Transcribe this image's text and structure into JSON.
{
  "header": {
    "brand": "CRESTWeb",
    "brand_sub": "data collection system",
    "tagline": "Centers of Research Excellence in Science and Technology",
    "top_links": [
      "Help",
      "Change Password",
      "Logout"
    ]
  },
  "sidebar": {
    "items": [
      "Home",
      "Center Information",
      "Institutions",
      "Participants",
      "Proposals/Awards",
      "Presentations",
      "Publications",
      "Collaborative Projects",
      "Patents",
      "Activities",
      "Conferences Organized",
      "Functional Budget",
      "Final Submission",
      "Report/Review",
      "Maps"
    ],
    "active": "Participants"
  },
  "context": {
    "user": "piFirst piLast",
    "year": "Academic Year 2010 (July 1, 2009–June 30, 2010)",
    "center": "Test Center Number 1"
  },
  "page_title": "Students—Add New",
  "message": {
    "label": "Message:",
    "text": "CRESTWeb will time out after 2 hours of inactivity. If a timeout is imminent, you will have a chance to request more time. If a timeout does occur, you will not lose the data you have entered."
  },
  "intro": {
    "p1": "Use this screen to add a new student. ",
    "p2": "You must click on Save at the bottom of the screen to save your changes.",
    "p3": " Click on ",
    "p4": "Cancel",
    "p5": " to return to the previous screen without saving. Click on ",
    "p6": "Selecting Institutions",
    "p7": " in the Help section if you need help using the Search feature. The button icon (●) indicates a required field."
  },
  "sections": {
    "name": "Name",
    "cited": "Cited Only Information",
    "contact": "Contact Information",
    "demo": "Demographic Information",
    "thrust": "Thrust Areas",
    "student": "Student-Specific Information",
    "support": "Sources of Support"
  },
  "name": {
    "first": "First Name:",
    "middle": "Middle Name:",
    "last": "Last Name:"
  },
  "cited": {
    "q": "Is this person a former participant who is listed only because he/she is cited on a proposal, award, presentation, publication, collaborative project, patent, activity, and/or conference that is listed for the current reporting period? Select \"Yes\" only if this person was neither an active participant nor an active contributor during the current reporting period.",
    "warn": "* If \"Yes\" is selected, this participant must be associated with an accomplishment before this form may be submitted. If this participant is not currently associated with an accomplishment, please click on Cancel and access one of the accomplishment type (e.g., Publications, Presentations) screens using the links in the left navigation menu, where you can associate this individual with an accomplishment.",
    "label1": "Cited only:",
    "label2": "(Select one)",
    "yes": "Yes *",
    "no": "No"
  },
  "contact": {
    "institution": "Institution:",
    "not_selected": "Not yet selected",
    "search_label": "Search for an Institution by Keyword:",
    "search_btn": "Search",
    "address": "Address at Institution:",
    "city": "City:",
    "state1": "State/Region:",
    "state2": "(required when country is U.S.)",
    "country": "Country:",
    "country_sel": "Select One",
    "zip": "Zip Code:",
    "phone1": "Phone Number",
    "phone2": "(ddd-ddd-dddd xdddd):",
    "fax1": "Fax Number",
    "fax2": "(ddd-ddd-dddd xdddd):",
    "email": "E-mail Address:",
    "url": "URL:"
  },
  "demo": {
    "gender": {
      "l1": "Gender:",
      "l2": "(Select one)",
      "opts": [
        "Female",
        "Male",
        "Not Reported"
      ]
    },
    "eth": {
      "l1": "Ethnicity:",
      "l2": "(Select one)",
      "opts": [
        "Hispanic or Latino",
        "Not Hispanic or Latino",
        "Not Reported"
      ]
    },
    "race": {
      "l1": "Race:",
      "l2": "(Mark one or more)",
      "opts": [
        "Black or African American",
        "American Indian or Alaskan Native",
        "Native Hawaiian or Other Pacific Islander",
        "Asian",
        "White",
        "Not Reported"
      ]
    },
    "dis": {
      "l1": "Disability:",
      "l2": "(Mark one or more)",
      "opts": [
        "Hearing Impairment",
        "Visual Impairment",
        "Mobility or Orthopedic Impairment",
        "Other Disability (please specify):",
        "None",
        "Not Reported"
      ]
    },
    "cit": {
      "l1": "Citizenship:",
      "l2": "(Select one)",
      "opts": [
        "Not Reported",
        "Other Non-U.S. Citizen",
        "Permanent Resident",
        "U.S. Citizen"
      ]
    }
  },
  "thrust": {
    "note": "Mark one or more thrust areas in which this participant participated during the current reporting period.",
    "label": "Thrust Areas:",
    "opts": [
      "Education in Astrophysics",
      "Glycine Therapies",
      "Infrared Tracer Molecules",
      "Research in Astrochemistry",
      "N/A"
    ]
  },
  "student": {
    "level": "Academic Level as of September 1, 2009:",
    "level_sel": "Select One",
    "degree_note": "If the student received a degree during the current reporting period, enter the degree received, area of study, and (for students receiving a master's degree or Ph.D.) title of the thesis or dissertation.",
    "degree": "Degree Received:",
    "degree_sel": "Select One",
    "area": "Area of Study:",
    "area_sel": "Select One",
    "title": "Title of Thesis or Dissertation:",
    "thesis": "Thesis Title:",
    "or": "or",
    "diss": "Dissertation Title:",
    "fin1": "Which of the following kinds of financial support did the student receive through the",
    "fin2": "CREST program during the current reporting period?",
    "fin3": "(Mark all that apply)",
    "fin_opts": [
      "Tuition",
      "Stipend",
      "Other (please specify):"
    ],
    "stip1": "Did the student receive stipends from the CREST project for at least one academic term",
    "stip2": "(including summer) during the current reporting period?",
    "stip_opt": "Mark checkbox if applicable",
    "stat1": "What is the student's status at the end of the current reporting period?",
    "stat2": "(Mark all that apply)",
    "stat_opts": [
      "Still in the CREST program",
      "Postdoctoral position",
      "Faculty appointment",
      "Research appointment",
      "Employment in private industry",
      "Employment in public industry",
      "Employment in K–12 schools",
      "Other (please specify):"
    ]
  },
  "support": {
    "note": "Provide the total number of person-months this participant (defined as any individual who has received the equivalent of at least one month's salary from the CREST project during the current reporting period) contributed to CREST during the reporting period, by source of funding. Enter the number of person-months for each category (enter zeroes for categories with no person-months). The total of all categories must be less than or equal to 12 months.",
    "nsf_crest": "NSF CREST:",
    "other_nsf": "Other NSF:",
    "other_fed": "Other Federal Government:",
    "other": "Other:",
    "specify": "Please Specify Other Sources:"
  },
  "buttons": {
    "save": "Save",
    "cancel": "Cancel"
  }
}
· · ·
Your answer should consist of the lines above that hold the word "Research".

    "tagline": "Centers of Research Excellence in Science and Technology",
      "Research in Astrochemistry",
      "Research appointment",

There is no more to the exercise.